Johnson Column: Isn't it ironic? Don't you think? No, not always
The girls I hang out with are unimaginably talented with literary skill. Our concentration of word-based brilliance probably breaks some sort of allowance because it just doesn't seem fair we should be so ridiculously amazing. (Yes, readers, I am actually aware this is cocky and arrogant...where my friends are involved. They're incredible.)
Trained by AP language and composition to filter through wordiness in order to document and dissect instances of pronoun-antecedent disagreement, argumentative fallacy, and asyndeton, we are personally insulted when such words are employed in unfitting circumstances.
In keeping with our word-based obsession (we've been known to debate "new book smell" with our faces hidden in the centerfolds of a novel, and some of us hold slight addictions to dictionary.com) we joined the speech team, one side effect of which is the inability to properly use the word "speak," as shown in our witty claim "We speech good!"
(This in itself being grammatically incorrect, as much as I adore it, troubles me to a certain degree. Every time I say it my twitch becomes slightly more pronounced, in turn making it more difficult to secure me a man. Ah, the woes of a self-diagnosed English junkie!)
We weren't long time "speechers" before we learned of our coach's penchant for properly employed irony. Being already the sort of people who corrected others in cases of sentence slip-ups and word-use wrongs (sometimes forfeiting friendships in hopes of remaining unadulterated in our precise grammatical proficiency), we immediately latched on to her disgust at Alanis Morrisette's perversely popular "Ironic," in which irony is sparse, if indeed existent.
The one instance we considered involves the "rain on your wedding day" line, which may be allowable since rain at a wedding is a sign of good luck despite the negative assumptions often associated with it. I'm sure that's how dear, sweet, innocent Ms. Morrisette intended it...right?
The girls and I are now quick to pounce, no doubt justified by the righteousness of our cause, on any incorrectly labeled "ironic" situations. Causing us immense bouts of agony, these occurrences litter our very existence, lessening the gentility which we might have employed in our point-out-and-prevent tactics.
There is, I'm sure, a lesson to be learned here: If we are even remotely located near you when you are about to deem something ironic, please: pause, ponder, proceed only with certainty in your conviction of the matter's ironic content. Really, I'm looking out for you. No need to express gratitude. I do this as a selfless act of service to society. (Can I count time spent on this article for National Honor Society hours?)
I feel that I must, necessarily, include that irony is defined as such: a rhetorical or literary device which, contemporarily, laments the inconsistencies of what happens with what is expected or thought to have happened, as well as discordances between meanings and conveyances. A scuba diver drowning his bathtub, though additionally tragic, is primarily ironic. One of last summer's Vacation Bible School songs, "Untitled Hymn," also reeks of irony.
My point, as I believe now that I've written enough to find it, is not only that we must make a terribly excessive over-effort to understand the topic of which we speak before we speak on it (I think I'm learning to re-employ that word in my vocabulary!

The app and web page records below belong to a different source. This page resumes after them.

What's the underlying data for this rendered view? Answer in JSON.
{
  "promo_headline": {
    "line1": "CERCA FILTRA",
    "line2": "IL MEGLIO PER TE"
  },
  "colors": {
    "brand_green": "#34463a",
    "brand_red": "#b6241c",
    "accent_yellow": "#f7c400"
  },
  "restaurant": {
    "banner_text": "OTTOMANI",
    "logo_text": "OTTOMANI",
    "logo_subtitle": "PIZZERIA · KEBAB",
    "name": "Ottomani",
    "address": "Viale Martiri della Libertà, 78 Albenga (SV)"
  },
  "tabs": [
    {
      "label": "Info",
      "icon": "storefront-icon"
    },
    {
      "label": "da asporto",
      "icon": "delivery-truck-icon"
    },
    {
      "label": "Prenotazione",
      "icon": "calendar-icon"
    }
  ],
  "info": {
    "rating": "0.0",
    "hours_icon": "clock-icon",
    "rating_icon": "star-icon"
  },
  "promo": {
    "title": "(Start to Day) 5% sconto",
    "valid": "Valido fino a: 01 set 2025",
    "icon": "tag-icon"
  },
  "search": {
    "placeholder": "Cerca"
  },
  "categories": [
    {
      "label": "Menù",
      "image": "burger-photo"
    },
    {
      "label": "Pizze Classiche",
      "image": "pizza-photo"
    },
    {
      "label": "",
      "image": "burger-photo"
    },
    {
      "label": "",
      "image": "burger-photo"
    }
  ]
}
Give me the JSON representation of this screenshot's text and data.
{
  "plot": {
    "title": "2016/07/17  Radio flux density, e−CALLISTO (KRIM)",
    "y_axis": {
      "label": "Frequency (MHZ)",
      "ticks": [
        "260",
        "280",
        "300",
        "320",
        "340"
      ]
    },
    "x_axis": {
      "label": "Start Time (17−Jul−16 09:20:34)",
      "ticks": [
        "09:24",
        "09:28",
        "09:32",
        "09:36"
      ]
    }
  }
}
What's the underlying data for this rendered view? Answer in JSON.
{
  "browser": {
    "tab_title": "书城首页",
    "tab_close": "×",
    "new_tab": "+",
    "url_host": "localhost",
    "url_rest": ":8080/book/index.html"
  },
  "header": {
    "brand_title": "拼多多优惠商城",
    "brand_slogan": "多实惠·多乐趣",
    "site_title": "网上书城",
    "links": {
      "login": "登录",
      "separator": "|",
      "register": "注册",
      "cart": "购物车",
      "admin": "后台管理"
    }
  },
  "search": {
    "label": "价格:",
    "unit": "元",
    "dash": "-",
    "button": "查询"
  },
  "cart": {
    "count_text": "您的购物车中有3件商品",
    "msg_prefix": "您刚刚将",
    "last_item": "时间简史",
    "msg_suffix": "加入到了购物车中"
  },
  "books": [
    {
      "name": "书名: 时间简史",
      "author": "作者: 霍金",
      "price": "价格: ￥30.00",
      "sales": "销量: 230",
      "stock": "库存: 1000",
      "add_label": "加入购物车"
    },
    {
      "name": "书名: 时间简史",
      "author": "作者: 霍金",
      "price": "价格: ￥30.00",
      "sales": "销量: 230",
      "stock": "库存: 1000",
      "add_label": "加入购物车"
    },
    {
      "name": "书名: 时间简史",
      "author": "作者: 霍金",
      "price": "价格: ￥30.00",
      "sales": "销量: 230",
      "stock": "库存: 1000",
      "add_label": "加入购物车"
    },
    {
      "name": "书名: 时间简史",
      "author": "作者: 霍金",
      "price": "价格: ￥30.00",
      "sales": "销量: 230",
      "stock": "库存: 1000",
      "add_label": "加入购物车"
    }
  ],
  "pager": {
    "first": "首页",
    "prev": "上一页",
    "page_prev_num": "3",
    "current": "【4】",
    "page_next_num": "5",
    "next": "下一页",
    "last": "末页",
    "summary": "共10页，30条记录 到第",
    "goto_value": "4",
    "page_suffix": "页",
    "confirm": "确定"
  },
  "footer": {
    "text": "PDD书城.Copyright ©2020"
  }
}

Speak. Speak. Got it!), as we often don't correlate our meanings to what we convey, but also that many aspects of our lives are backwards with and not quite fitting with what we might expect.
While sometimes these happenings are easy to watch stumble discordantly by with a mere, "Well, that's ironic," others might hurt too much to make light of. Sometimes, it's not so funny. And that's life. Temporary and ultimately meaningless occurrences which appear at present too painful to joke about.
Once removed from the situation, the person, the burden, or from under the spotlight, underneath the Acme anvil (if you're Wile E. Coyote), under pressure (if you're David Bowie or a member of Queen), circumstances somehow become funnier.
I think this is why time heals. (It's also why we laugh when a friend falls down the stairs in front of a maximum-occupancy middle school cafeteria, but we stop when milk comes pouring out of our noses...but that's much less philosophical.) Because, once we realize that our current situation grossly outweighs the significance of any former present tense, the past becomes more bearable, the embarrassment or failure or trauma eases, and the memories fade into memory. Yes, it does hurt; no, it won't always.
And with that, Irony 101 is dismissed.
Thressa Johnson is a senior at Detroit Lakes High School.